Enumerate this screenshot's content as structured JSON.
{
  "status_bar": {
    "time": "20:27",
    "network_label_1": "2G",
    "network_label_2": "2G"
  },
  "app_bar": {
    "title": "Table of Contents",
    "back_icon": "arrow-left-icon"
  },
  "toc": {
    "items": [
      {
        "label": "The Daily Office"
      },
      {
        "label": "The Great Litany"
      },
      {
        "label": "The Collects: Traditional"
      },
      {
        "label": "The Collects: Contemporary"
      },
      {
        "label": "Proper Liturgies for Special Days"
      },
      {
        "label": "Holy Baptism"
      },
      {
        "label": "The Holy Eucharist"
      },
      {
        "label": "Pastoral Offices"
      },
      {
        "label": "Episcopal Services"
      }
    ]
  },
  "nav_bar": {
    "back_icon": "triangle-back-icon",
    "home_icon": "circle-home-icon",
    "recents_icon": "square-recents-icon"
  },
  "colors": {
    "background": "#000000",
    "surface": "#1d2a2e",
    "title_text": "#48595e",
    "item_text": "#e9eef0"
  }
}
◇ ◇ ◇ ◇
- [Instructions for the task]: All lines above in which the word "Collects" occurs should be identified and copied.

- [Solution to the problem]:
        "label": "The Collects: Traditional"
        "label": "The Collects: Contemporary"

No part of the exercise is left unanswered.